Before they launched Zazas, though, the brothers did their homework. “The idea for our menu started when we were trying out all different types of pizza,” Brett says. “We would try our favorite New York-style spots, Neapolitan spots and Chicago-style spots. We both agreed that, when it comes to dough, New York-style is our favorite. There’s something so delicious about that ultra-thin center and the puffed heel with all of these different textures. New York style is chewy, crunchy, foldable, and it’s this balance of textures that makes it so incredible.”
Zazas serves up nine specialty pizzas, including the Truffle Mushroom Pie (topped with shiitake mushrooms, rosemary, garlic truffle cream, goat cheese and sea salt) and the Hot Soppressata Pie (featuring soppressata, fennel oil, Mike’s Hot Honey, chili flakes and Parmigiano). “We make the fennel oil by pouring 350° oil over toasted fennel seeds and garlic, resulting in a sweet, aromatic and almost anise-y flavor profile,” Brett says. Another customer favorite is the Bacon Jam Pie, which includes red onions, Calabrian chiles, cotija cheese, Szechuan garlic oil and scallions. “The goal here was to achieve a ‘flavor bomb’ by balancing sweet, smoky, spicy, salty, fatty and acidic,” Brett says.

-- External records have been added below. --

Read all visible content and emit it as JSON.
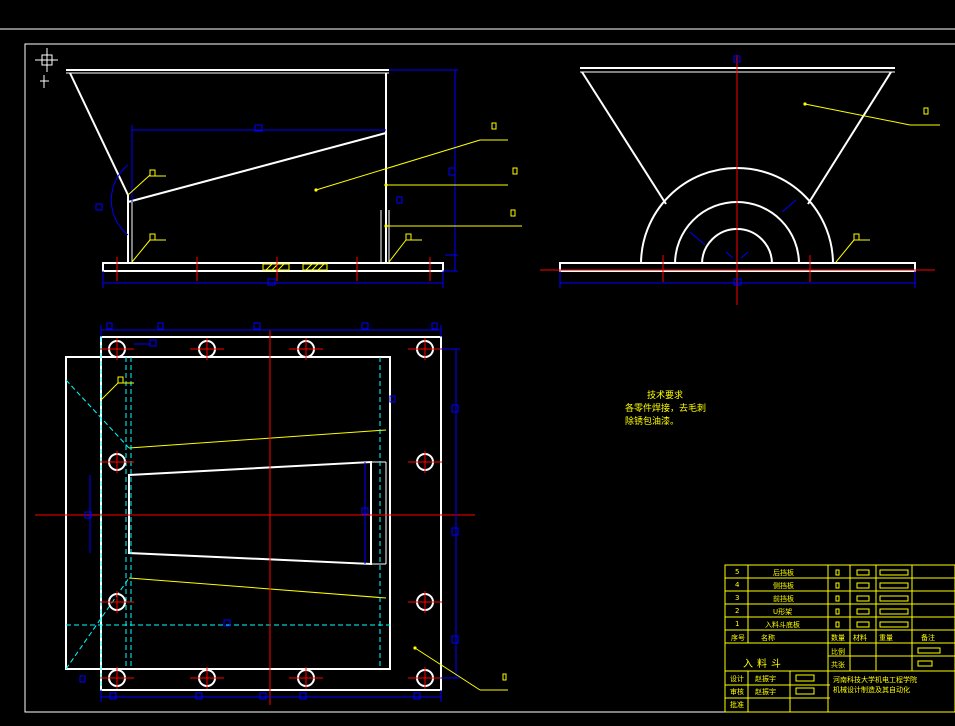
{
  "tech_requirements": {
    "title": "技术要求",
    "line1": "各零件焊接，去毛刺",
    "line2": "除锈包油漆。"
  },
  "parts_list": [
    {
      "no": "5",
      "name": "后挡板"
    },
    {
      "no": "4",
      "name": "侧挡板"
    },
    {
      "no": "3",
      "name": "前挡板"
    },
    {
      "no": "2",
      "name": "U形架"
    },
    {
      "no": "1",
      "name": "入料斗底板"
    }
  ],
  "parts_header": {
    "seq": "序号",
    "name": "名称",
    "qty": "数量",
    "material": "材料",
    "weight": "重量",
    "remark": "备注"
  },
  "title_block": {
    "drawing_name": "入料斗",
    "designer_label": "设计",
    "designer": "赵振宇",
    "checker_label": "审核",
    "checker": "赵振宇",
    "approver_label": "批准",
    "scale_label": "比例",
    "sheet_label": "共张",
    "school_line1": "河南科技大学机电工程学院",
    "school_line2": "机械设计制造及其自动化"
  },
  "colors": {
    "background": "#000000",
    "outline": "#ffffff",
    "dimension": "#0000ff",
    "centerline": "#ff0000",
    "hidden": "#00ffff",
    "leader": "#ffff00"
  }
}
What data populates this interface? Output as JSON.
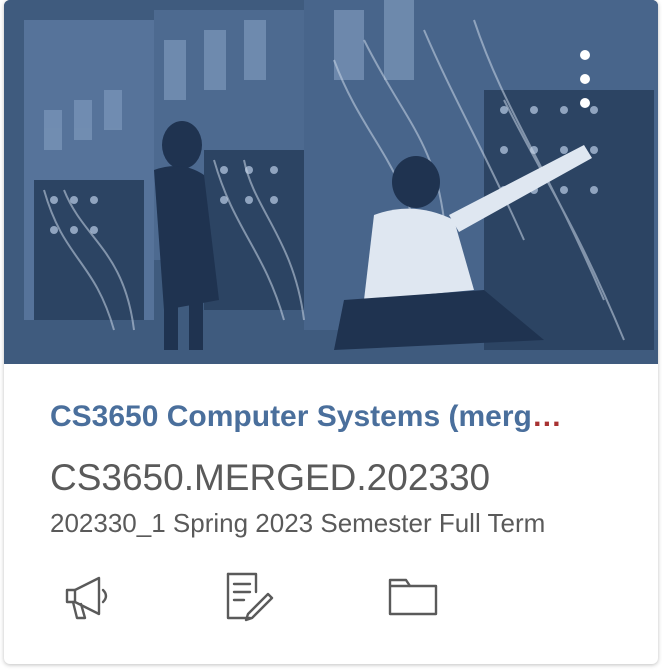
{
  "course": {
    "title": "CS3650 Computer Systems (merg",
    "ellipsis": "…",
    "code": "CS3650.MERGED.202330",
    "term": "202330_1 Spring 2023 Semester Full Term"
  },
  "icons": {
    "options": "vertical-dots-icon",
    "announcements": "megaphone-icon",
    "assignments": "document-pencil-icon",
    "files": "folder-icon"
  },
  "colors": {
    "title": "#4a6f9c",
    "hero_tint": "#415e82",
    "text": "#5a5a5a",
    "ellipsis": "#a83232",
    "icon": "#5a5a5a"
  }
}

“A lot of my effort has been centered around the dough,” he adds. “We wanted to create a dough that is foldable and chewy, just like your prototypical New York-style pizza, but simultaneously very crunchy and slightly sour. After a ton of trial and error, we found a flour that works perfectly for the style we wanted to achieve. We use a hard red spring wheat, a poolish to help aid the fermentation, and a 48-hour cold ferment. We believe in giving the dough time to develop flavors and produce those beautiful air pockets that make the dough light and easy to digest. Our hydration is right at 69%, which we found to be just right to achieve that light airiness while maintaining some bite and good chew.”
Brett says he and Chadd have built “an amazing staff,” with a few of their restaurant-savvy friends working several days a week. The business also gets support from the entire family, including the brothers’ dad, Bob Nemec; their stepdad, Steven Gambla; and aunt and uncle Tina and John Schiele. Not to mention their mother, Sue Gambla, who first tipped off PMQ about Zazas. And a proud mother she is, too. “My boys, who also live and do life together—it makes this mama’s heart and soul so happy—are working side by side,” she says. “When I was a young mom,” she adds, “I was not a very well-seasoned cook. You can ask my boys. That’s why pizza—which we called ‘za’—was probably in the house all the time.”
Zazas Pizzeria is the Nemec brothers’ first restaurant, but they hope it won’t be the last. “Down the line, we are definitely hoping to expand,” Brett says. “Most likely, we will not be interested in franchising, but having a few locations around the States is definitely a long-term goal. We are creating a relatively streamlined training process, and we believe with the right set of instructions and training, anyone can recreate what we are doing in our Chicago location and maintain the same quality and consistency.”